On a happy note

Doctors are known for working long hours. On the outpatient side, it could be because they want to be accessible. On the inpatient side, it might be because they want to provide continuity. Or, it could be because, as one survey just found, most U.S. physicians are at least as happy at work as they are at home.

Medscape, a division of WebMD that provides medical news and clinical information to doctors, conducted its inaugural Physician Lifestyle Report online survey Jan. 12-17; more than 29,000 physicians in 25 specialties responded. The aim of the survey was to uncover insights to physicians' personal lives and their feelings on their own health, wealth, happiness and political views.

On a 1-to-5 scale, doctors seem to be a happy bunch—some even very happy, as about one-third of the physicians responding (both men and women) rated their happiness outside of medicine at a 5. Four in 10 gave their outside-of-work happiness a 4 rating. The average rating was 3.96. Half of physicians said their happiness is about the same at work as it is at home. Four percent said they are happier at work.

The happiest physicians by far were rheumatologists, who averaged a 4.09 level of outside-of-work happiness. There was a three-way tie for least happy among internists, gastroenterologists and neurologists—though with an average happiness rate of 3.88, you can't really call them "sad."

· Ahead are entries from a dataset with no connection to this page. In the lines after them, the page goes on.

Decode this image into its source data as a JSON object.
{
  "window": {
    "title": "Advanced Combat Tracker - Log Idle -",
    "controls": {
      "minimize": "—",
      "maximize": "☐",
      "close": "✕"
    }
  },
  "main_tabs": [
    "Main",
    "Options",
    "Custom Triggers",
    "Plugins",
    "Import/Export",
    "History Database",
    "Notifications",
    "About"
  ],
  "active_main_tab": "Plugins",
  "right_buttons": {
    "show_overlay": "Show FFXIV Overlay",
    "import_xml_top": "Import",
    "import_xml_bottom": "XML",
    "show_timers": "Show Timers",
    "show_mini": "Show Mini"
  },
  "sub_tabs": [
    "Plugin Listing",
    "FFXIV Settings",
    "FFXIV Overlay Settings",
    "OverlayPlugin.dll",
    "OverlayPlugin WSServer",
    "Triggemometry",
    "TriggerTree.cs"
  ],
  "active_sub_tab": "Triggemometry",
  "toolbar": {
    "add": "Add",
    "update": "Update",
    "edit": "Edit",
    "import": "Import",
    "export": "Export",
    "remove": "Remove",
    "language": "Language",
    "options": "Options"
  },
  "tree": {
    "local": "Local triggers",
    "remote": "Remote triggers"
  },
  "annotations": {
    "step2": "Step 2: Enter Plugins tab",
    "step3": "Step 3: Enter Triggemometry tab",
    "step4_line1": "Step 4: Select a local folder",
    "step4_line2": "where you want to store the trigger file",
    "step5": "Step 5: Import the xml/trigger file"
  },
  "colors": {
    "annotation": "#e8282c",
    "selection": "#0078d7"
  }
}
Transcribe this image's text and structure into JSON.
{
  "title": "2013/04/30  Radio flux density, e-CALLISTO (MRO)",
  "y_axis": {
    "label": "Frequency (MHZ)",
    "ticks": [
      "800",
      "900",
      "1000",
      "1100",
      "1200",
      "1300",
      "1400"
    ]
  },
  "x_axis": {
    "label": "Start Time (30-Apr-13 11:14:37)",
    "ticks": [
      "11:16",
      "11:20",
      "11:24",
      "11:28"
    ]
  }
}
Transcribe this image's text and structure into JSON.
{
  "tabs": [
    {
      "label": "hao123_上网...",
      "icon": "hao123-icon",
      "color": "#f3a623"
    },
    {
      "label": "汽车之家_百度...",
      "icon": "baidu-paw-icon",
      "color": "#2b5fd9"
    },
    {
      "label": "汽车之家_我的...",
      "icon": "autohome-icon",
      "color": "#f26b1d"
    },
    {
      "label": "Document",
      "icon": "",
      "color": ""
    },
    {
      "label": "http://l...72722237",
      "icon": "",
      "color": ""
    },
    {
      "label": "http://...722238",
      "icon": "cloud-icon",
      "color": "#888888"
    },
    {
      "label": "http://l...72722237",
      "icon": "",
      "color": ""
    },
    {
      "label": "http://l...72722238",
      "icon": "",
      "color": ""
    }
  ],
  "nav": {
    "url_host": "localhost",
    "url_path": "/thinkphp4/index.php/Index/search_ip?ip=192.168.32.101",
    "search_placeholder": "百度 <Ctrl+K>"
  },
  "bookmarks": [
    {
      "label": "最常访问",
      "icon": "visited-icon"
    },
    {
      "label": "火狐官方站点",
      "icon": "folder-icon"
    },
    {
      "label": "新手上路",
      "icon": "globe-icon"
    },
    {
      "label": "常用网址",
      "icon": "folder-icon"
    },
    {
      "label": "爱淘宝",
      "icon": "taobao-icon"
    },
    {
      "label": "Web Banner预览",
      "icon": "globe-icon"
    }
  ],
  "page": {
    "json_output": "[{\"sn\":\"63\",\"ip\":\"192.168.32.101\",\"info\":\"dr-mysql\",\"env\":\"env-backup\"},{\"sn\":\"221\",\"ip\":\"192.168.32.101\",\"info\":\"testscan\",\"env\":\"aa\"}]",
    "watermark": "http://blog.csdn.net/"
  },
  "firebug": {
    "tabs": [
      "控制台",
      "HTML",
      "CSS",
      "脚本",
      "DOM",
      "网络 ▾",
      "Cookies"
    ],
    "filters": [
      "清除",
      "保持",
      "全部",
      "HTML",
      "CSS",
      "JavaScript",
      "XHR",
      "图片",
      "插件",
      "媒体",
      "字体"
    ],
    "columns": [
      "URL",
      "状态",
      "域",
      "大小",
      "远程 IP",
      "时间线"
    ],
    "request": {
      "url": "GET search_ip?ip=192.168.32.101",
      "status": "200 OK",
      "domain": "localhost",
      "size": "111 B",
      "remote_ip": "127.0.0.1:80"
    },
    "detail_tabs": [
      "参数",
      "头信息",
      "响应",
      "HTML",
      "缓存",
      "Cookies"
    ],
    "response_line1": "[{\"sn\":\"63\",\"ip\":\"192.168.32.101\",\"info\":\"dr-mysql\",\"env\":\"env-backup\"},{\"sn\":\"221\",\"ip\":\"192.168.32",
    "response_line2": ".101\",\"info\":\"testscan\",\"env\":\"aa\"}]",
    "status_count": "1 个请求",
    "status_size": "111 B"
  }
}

Money is not necessarily buying this state of semi-happiness, as only 12.8% of actively practicing doctors responding to the survey said their current savings is "more than adequate," while 38.8% described their savings as minimal or nonexistent.

Sixty-five percent of the women and 57% of the male doctors reported their weight was normal, while 26% of the women and 37% of the men said they were overweight. Six percent of the women and 5% of the men said they were obese, and 3% of the women and 1% of the men said they were underweight.

With regard to politics, respondents were asked to describe themselves as conservative or liberal fiscally and socially. (The survey did not include the word "moderate.") Fiscally conservative/socially liberal was the combination with the most respondents, with about 40% of the male physicians and a slightly higher share of female physicians describing themselves that way. About 37% of the men and 25% of the women said they were conservative in both categories; and about 18% of the men and 28% of the women were liberal in both categories. And a lonely roughly 5% of men and women reported being in the somewhat misfit category of fiscally liberal and socially conservative.

What does all this mean? For me, it means I should continue my policy of being skeptical of any press release that says "most doctors" are thinking any one particular way.

Follow Andis Robeznieks on Twitter: @MHARobeznieks.